Today, Smart Approaches to Marijuana (SAM) celebrates the results of several local level ballot initiatives in California and Massachusetts that prohibit pot shops in communities.
In Jarupa Valley, California, the pot industry got hit with a double whammy by losing two ballot measures. The first, Measure A, would have overturned a city-wide ban on commercial marijuana sales and grow operations. This measure failed by a vote of 57% to 42%. The second initiative, Measure B, was a vote to reaffirm the city-wide ban and it passed by the same margin.
In Yucca Valley, California Measure L sought to overturn an ordinance passed last year prohibiting commercial marijuana sales. In a win for public health and safety, the measure failed with over 68% of voters saying no to pot shops in their neighborhood.
Since the vote on Proposition 64, less than 30% of cities and towns allow pot shops. Even further, only 18 or 58 counties in the state allow pot shops to operate in unincorporated areas.
California communities are not the only communities in legalized states pushing back against the pot industry.
Massachusetts continues to ban pot on the local level. Last Monday, West Bridgewater, Massachusetts voted to ban recreational marijuana sales by a 2-1 margin. As it stands, 189 of the states 351 municipalities have banned recreational marijuana operations. Advocates for the bans at local level cite concerns over marijuana use exacerbating the state’s opioid crisis, increased crime, increased marijuana-impaired driving, and rising youth use rates.
So many municipalities in the state have voted against allowing recreational sales within their borders that some pro-pot lobbyists have predicted that only a handful of stores will be able to open this summer. These local level bans have led many pro-pot advocates to fear that legalization will fail to deliver the millions of dollars in tax revenue that was promised.

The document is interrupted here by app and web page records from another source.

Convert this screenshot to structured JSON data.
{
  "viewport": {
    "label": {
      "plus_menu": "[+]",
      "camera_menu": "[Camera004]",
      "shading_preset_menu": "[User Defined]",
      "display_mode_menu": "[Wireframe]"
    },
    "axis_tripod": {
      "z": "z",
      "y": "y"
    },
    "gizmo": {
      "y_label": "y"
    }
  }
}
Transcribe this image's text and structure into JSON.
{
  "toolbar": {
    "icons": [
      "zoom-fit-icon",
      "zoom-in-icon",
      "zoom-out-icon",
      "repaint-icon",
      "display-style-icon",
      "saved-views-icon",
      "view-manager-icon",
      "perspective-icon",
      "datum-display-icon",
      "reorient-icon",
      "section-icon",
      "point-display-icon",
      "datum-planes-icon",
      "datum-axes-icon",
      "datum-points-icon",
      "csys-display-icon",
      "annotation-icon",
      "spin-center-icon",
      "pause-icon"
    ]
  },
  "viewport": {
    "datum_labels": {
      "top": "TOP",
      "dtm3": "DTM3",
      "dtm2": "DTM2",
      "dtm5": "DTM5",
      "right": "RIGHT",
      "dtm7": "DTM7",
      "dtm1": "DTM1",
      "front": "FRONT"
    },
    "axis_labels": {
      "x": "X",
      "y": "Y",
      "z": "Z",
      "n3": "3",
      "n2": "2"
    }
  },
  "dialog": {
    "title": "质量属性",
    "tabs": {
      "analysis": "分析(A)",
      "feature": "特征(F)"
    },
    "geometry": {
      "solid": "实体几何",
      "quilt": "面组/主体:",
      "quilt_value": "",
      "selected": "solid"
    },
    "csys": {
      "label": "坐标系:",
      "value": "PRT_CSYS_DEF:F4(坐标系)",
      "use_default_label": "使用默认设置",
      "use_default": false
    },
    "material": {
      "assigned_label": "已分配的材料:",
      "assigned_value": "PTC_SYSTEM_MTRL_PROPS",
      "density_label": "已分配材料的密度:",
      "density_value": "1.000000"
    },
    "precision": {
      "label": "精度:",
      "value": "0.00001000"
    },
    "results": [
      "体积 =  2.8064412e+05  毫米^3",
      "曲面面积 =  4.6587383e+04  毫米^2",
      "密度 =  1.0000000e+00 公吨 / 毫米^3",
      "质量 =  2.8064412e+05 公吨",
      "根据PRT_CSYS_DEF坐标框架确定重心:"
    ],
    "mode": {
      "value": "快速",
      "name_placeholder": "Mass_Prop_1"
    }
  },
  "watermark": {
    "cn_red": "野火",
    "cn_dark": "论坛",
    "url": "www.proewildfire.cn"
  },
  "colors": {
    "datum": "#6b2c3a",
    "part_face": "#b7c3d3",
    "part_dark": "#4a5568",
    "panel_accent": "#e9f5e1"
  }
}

“Essentially, folks in California and Massachusetts are saying they do not want pot in their neighborhoods,” said Dr. Kevin Sabet, founder and president of SAM. “These results show that people do not want THC candies, cookies, and gummies in their community. They’re sick of Big Tobacco and they do not want Big Marijuana.”